* _Task statement_:
If a line of the material holds the string "LogistcsMg", please copy it.

* _Entries supplied_:
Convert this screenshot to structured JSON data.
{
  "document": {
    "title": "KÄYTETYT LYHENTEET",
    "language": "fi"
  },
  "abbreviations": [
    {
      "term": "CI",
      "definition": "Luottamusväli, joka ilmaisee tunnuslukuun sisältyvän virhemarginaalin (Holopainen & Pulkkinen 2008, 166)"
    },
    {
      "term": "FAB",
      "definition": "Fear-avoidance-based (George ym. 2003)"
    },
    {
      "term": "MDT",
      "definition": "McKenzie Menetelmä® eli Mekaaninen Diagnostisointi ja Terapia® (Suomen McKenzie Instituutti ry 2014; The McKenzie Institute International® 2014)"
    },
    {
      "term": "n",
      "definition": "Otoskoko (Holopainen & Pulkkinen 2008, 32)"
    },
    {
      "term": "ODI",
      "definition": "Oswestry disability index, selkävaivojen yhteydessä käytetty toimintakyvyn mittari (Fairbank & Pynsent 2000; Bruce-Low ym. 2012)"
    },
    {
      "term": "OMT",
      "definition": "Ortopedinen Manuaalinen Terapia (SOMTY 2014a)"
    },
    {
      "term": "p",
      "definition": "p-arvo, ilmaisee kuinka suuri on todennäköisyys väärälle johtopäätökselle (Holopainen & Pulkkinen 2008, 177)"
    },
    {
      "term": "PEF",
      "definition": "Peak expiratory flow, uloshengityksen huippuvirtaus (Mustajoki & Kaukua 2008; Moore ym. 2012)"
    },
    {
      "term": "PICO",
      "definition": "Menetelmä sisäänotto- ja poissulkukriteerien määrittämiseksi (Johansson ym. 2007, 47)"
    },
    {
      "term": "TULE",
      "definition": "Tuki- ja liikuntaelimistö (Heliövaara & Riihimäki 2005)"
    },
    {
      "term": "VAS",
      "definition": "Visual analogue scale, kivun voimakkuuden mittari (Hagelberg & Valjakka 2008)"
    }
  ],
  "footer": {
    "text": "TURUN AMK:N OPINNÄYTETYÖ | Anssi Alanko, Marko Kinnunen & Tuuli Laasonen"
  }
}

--

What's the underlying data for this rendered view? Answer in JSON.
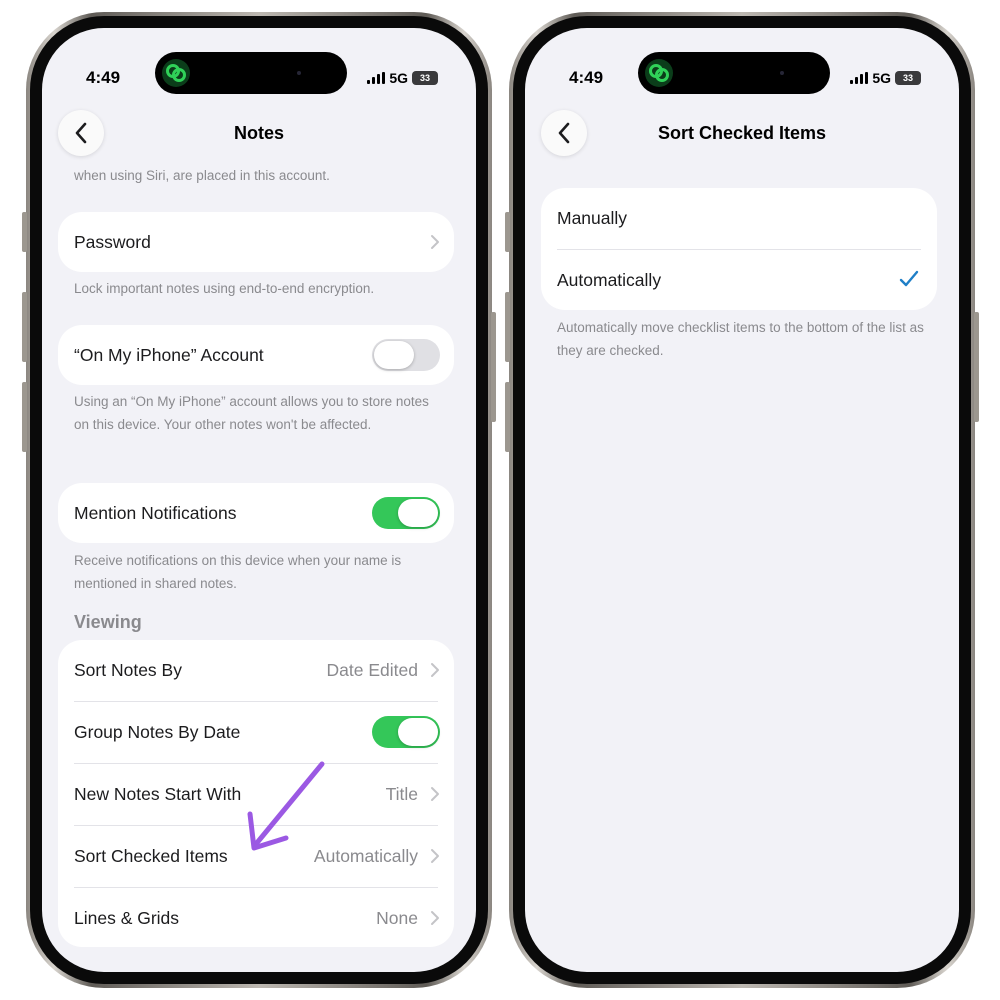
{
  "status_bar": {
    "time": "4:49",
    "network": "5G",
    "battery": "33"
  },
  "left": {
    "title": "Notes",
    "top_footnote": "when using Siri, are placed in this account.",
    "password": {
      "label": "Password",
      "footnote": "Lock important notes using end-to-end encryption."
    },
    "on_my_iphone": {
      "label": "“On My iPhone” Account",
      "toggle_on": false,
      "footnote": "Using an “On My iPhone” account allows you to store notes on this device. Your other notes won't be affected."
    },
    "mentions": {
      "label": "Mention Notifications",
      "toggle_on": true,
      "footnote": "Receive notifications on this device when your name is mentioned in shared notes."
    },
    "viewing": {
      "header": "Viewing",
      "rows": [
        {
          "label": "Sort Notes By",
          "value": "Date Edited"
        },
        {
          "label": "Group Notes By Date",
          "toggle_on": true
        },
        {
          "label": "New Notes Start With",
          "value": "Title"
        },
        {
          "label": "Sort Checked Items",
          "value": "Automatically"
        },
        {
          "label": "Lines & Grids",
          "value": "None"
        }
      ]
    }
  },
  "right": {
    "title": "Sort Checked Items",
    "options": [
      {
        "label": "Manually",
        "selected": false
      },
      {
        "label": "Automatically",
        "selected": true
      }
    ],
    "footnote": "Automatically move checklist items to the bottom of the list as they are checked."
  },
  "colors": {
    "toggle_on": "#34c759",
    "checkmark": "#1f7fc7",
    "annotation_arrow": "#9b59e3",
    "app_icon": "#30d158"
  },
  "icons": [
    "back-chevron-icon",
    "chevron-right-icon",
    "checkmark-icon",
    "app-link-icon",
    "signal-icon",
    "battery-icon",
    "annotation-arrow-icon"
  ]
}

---

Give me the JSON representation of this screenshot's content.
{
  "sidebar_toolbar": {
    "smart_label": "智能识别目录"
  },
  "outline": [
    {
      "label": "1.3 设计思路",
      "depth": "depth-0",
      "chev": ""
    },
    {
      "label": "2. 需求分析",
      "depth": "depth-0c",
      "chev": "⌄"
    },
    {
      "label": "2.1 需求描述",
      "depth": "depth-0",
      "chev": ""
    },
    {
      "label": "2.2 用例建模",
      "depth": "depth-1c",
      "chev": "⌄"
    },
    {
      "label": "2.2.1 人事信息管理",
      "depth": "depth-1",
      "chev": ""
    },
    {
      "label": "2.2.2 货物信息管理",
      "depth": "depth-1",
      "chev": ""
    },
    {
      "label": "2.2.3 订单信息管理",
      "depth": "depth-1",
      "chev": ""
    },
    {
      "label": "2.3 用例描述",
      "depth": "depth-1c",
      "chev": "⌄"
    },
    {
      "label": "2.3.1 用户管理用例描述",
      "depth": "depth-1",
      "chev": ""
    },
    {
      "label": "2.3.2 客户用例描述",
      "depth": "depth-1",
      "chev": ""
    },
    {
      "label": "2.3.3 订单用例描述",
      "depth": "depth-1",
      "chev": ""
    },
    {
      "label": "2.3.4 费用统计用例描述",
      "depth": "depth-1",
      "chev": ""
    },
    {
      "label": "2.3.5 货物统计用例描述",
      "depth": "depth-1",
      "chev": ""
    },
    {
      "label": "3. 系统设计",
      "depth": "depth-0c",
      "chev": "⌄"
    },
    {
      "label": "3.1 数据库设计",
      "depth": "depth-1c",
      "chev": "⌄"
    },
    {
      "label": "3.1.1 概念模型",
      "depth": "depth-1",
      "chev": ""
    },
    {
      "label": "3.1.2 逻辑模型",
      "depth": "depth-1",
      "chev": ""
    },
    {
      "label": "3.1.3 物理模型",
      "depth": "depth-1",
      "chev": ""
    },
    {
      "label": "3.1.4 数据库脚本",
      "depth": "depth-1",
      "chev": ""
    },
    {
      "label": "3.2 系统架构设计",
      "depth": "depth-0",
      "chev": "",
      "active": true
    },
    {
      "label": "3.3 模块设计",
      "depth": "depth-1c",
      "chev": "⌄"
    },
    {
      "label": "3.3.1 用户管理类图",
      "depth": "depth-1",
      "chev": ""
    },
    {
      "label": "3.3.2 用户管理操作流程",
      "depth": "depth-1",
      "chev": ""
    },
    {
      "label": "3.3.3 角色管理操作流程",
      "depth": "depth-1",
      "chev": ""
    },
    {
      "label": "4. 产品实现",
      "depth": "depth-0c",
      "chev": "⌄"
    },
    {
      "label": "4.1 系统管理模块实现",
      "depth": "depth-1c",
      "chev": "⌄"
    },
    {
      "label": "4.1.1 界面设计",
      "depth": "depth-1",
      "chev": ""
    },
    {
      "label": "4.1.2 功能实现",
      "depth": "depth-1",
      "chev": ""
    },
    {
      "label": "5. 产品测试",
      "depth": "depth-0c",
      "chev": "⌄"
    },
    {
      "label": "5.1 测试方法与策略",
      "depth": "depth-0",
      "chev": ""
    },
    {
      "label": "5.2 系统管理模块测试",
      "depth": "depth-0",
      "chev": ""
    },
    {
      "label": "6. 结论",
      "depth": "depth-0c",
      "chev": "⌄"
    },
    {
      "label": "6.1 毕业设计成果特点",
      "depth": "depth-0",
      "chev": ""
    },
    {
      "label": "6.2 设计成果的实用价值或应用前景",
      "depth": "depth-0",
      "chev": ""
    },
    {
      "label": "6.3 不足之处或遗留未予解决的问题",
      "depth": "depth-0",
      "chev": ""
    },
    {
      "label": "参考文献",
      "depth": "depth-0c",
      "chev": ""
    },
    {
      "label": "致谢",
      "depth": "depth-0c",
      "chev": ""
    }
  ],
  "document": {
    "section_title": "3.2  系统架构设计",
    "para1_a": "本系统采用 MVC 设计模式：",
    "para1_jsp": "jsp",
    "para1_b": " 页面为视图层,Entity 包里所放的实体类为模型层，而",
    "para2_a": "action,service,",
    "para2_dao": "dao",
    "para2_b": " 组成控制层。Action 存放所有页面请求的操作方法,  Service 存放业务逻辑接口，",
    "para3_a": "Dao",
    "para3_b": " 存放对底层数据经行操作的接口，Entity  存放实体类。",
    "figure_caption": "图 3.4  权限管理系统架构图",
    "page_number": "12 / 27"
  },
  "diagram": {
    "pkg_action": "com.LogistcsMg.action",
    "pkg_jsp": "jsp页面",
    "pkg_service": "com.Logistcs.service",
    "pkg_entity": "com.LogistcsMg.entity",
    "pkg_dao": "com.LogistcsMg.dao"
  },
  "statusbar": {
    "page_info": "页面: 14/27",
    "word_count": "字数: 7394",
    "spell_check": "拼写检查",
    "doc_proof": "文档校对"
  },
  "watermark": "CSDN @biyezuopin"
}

* _Solution_:
    "pkg_action": "com.LogistcsMg.action",
    "pkg_entity": "com.LogistcsMg.entity",
    "pkg_dao": "com.LogistcsMg.dao"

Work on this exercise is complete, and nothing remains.